Lee and I know how to do a good road trip. We've done many over the past six years. We're good at it. That's a good thing seeing at every year we make the 15-16 hour trek to Prince Edward Island. (It was every other year for awhile but we've bumped it up to every year.) One of the things we love the most about going to PEI -- besides seeing family and going to all the beaches -- is that we rent a cottage. And one of the things we love the most about having a cottage is we have a kitchen.
Packing for a cottage is different than packing when you are staying a hotel. Sure, we still have to pack all the clothes and the beach stuff. We also load a box or two with kitchen stuff. Yes, we are aware there are stores in Prince Edward Island. That's where we buy all our fresh produce! But we also have a really well stocked pantry and it just seems silly to use to pack things we have extra of at home. Why pay $5 for a teeny-tiny bottle of olive oil when I have a Costco-sized container in my pantry? That's just silly.
So here's what is sitting on my dining room table ready to be packed:
- Pancake syrup. In other words, not maple syrup. Something not generally allowed in my kitchen but everyone has their vacation thing, right?
- Pancake mix. I made my own last year. I'm lazy this year.
- 1 box of pasta. We have a gazillion in the pantry. Okay, may not a gazillion. But at least 10.
- Jasmine rice. See above.
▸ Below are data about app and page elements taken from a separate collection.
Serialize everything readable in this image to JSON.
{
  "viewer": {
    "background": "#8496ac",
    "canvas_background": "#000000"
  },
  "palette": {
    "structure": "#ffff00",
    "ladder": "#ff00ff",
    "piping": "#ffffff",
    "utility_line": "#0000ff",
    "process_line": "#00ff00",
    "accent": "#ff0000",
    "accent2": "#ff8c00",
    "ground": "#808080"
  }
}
- Coffee. Because coffee.
- Mustard. Last year showed us that we probably didn't have to pack condiments but we're packing these just in case.
- BBQ sauce. Because you always need it on vacation.
- 1 mason jar filled with olive oil.
- 1 mason jar filled with balsamic vinegar.
- Hot sauce.
- A small mason jar filled with Worchestershire sauce. (Looking at this and going, "Hmm. Worchestershire sauce and hot sauce. I bet they are planning for Caesars." You are right. Give yourself a gold star.)
- Homemade spice rub that's good for pork and chicken.
- Trader Joe's spice rub that's excellent for pork and steak. (It has coffee in it. We love it.)
- Lemon pepper. (It's excellent on corn. Try it.)
That's actually really light for us. We often pack more than that but last year we ate out a lot. Based on the list I have going we're probably not going to eat a whole besides breakfast and a few dinners at the cottage.
When I asked my friends on Facebook and Twitter what they packed, I got some interesting answers. A lot of people pack a good knife and I'm really tempted to pack one of mine. But as I said, we won't really be cooking all that much. I think the most taxing thing I had to chop last year was potatoes. Also, I was just reading Nigella's Kitchen and she doesn't pack knives. I feel like she gave me permission not to. Thanks!
Some people pack immersion blenders and I'd be tempted to if we drank more smoothies. Someone else suggested special equipment like a crepe pan. I understand the thought behind it but we keep things simple. The most complicated breakfast will be bacon and eggs.
It was also really interesting to hear from people who stay at family cottages rather than ones they've rented. They included suggestions like bottled water in case the drinking water wasn't awesome but when you rent out a cottage you have to have your water tested and prove it's safe. They were also more likely to include things like toilet paper, which are included with your standard cottage rental.
We don't pack fresh produce because we are driving so very far. We'll only go part way to PEI on the first day, though we do the whole drive on the way back. Attempting to keep food cool for more than 24 hours is just a pain in the butt when we can buy it locally but we do have one caveat -- we pack fresh food for the first day of our road trip.
A few years ago we did three big road trips in about four months. But the end of that last road trip we were so tired of fast food and rest stop food. Last year we tried a new plan and we loved it. It worked out so well we didn't stop for snacks or lunch the first day. It rocked. (We stop and grab breakfast to go. Because coffee.) So in our cooler we'll be packing:
- Carrot sticks.
- Cucumber sticks.
- Grape tomatoes.
- Cheese cubes.
- Crackers. (We're currently very fond of Nut Thins.)
- About half a leftover homemade pizza. (We're having it for dinner tonight.)
- Beef jerky. Because it's not a road trip without beef jerfy.
- Gobstoppers. (Our road trip candy of choice. Though we might toss in some Bottlecaps too, because we can.)
- A case of water.
Because last year was our first time, we had a bit of a fail. We thought we could just use napkins to hold our food. We were so wrong. Things kind of tended to roll, especially the tomatoes. One the way home (we stop the cooler both ways) we used red solo cups. They work perfectly and are cheap. A real bonus of using cups is the driver can stick one filled with nibbles in their cup holder.
We felt so much better when we arrived at our destination than we eat typical road trip fare. Also, when you are only stopping for coffee and bathroom breaks (and to refuel) you'll get to your destination way earlier than you thought you would allowing you to have a lesuirely dinner out. Of course, we had a bit of an um issue when we went out for dinner last year. Maybe I'll tell that story later this week. (Hint: PATRIARCHY.)